BEGIN Data supplied

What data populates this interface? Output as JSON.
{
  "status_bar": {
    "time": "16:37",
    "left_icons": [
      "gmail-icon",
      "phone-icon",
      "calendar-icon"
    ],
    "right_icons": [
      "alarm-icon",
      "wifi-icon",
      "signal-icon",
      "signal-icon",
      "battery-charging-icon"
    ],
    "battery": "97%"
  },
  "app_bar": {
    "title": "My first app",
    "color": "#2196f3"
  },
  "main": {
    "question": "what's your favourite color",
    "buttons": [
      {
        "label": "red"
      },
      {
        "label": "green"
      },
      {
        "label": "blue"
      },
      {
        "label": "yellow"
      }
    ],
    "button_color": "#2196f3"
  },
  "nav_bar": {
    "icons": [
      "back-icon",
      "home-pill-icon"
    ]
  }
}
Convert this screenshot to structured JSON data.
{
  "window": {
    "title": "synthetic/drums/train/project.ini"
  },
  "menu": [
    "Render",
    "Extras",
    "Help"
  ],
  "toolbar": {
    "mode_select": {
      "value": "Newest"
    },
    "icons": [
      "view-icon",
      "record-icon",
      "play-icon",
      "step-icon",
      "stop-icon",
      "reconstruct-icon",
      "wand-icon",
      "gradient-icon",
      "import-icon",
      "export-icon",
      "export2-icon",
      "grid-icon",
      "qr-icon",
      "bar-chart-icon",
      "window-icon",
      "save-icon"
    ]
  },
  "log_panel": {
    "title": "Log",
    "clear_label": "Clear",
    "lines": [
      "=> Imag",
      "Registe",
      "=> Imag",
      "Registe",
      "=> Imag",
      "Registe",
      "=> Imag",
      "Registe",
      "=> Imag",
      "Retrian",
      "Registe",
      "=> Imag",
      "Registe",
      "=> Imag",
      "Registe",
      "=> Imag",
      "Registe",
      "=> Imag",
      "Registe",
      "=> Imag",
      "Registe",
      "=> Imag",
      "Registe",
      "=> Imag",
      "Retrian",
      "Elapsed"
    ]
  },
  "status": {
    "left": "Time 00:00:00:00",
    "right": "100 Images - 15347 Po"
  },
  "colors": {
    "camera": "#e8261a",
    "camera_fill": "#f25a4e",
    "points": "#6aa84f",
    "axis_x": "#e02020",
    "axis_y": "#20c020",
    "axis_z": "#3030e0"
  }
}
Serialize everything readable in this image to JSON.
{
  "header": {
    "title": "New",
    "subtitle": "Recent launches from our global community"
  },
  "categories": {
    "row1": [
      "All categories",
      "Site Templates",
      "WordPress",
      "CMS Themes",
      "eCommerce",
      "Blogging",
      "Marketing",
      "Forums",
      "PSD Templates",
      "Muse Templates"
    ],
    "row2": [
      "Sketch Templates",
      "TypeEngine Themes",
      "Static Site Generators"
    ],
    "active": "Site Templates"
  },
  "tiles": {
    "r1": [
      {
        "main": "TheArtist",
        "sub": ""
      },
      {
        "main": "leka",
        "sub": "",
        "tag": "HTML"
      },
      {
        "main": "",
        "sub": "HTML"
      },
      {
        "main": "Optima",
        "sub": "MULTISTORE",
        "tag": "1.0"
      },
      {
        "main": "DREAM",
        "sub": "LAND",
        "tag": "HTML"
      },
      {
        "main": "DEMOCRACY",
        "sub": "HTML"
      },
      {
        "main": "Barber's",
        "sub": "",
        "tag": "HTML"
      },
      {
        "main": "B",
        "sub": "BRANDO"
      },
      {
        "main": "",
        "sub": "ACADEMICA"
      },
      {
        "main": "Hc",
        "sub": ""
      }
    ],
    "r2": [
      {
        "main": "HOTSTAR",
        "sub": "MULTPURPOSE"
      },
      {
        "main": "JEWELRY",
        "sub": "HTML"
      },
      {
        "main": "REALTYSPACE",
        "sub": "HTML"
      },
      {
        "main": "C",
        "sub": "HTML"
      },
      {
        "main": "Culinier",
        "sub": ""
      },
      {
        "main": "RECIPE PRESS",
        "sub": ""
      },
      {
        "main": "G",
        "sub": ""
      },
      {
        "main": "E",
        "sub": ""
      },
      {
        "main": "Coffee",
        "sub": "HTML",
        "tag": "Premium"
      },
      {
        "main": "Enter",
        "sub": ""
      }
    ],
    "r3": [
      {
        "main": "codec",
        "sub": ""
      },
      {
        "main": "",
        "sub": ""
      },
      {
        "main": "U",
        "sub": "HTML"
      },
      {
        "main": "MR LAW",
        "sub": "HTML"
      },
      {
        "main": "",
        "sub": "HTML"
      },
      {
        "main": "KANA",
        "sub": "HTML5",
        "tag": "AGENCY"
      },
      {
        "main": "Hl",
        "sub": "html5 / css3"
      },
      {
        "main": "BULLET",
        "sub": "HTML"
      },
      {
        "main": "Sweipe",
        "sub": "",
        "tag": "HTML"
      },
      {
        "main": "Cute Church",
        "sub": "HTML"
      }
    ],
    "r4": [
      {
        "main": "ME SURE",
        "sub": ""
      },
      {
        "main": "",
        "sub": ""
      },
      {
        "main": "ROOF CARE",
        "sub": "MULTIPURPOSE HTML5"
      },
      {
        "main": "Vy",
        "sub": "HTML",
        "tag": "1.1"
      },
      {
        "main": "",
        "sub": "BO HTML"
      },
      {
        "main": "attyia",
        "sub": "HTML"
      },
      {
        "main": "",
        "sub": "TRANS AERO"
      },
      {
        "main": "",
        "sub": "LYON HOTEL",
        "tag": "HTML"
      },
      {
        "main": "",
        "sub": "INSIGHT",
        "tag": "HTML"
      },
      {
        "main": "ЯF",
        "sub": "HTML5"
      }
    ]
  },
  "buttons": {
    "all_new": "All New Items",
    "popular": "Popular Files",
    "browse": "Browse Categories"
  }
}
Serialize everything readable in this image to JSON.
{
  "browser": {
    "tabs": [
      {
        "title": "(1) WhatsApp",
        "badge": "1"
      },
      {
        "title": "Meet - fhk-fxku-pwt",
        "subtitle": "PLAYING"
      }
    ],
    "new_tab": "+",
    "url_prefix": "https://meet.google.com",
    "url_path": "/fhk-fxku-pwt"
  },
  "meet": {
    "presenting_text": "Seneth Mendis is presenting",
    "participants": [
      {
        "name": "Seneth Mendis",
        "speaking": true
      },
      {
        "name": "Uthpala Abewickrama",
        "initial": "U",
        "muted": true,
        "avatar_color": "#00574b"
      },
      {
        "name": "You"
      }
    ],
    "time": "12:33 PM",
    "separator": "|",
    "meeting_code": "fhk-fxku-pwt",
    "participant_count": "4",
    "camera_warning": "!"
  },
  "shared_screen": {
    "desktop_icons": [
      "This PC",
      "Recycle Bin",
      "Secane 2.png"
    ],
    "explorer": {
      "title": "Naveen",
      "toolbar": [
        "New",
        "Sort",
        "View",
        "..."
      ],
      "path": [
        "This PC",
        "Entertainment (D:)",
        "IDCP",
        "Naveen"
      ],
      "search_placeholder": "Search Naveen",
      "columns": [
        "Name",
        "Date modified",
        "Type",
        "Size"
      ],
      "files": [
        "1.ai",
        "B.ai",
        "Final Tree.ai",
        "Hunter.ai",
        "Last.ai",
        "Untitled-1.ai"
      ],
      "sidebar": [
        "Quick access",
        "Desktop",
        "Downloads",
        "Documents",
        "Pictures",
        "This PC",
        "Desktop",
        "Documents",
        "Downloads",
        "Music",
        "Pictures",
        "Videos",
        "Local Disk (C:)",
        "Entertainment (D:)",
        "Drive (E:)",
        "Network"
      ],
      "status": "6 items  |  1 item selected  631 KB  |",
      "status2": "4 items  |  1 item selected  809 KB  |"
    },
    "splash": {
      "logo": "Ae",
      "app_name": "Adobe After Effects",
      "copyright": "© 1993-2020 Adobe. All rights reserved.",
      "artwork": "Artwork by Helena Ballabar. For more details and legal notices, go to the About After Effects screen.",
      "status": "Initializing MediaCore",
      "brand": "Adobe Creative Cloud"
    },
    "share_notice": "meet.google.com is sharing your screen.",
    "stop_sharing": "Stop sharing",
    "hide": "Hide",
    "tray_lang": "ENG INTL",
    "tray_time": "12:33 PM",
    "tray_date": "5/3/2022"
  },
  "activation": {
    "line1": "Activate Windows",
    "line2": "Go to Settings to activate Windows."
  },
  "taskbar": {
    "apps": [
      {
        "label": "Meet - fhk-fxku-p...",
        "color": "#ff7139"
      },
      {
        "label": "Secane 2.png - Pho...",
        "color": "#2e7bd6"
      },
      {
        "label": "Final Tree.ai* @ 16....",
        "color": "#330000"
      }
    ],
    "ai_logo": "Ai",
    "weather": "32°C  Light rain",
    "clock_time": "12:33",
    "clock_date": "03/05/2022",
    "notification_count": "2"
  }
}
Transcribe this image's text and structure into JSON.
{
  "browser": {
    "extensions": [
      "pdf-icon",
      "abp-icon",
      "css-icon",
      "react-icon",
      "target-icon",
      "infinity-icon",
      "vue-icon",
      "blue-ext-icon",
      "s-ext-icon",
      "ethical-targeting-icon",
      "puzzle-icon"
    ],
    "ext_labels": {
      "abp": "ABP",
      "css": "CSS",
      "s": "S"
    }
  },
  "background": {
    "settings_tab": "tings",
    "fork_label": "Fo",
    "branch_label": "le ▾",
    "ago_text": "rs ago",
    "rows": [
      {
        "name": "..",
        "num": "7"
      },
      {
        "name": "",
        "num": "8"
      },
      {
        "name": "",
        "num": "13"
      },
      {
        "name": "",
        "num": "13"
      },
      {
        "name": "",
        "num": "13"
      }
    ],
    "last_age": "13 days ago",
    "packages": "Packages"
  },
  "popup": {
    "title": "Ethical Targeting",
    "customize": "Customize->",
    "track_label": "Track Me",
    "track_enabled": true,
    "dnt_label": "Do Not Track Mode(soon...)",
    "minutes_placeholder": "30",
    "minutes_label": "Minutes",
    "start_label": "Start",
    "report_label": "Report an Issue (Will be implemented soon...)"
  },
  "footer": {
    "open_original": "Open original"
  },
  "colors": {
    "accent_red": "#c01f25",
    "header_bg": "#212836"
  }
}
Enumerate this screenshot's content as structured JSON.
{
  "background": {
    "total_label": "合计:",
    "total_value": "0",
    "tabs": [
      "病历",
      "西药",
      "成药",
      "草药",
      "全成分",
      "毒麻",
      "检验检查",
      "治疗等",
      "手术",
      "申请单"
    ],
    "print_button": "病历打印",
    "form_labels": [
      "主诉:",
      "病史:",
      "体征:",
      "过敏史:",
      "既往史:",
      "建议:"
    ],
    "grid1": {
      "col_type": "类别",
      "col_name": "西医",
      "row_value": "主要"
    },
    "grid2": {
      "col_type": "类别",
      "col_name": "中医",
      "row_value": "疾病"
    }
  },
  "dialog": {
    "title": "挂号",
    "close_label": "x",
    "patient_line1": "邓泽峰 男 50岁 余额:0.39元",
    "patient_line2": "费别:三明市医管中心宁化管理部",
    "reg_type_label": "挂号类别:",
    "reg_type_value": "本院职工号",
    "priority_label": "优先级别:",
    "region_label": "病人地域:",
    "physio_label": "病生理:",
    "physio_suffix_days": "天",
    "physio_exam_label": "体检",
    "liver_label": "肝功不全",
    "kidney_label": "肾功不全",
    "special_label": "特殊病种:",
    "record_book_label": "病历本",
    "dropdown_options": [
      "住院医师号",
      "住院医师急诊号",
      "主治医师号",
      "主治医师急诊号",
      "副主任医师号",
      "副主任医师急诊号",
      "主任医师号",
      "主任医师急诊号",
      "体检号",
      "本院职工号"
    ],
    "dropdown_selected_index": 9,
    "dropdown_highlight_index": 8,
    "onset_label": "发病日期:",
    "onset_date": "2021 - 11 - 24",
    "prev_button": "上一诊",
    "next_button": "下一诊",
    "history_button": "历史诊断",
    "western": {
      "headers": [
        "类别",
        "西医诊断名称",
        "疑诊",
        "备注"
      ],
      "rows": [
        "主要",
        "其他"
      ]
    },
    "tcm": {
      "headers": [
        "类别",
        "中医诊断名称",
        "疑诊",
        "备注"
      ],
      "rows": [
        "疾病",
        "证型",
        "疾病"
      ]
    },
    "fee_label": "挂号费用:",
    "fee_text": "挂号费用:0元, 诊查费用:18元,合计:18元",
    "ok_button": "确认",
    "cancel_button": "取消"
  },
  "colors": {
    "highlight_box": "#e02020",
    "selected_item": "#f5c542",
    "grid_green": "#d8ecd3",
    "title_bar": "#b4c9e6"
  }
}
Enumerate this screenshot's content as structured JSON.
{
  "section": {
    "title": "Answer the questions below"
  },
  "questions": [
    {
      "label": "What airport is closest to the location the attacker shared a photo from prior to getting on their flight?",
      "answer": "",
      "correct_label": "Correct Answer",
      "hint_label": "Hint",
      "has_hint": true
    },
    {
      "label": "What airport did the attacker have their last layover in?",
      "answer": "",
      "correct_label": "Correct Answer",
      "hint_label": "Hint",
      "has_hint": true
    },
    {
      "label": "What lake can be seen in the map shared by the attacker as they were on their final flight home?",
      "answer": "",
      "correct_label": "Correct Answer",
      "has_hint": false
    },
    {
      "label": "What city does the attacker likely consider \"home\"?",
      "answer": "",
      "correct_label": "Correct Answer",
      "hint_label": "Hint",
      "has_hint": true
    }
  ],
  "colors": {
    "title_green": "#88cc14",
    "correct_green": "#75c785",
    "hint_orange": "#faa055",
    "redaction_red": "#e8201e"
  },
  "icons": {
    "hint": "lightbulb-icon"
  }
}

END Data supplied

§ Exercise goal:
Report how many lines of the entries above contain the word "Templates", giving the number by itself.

§ Output of the task:
5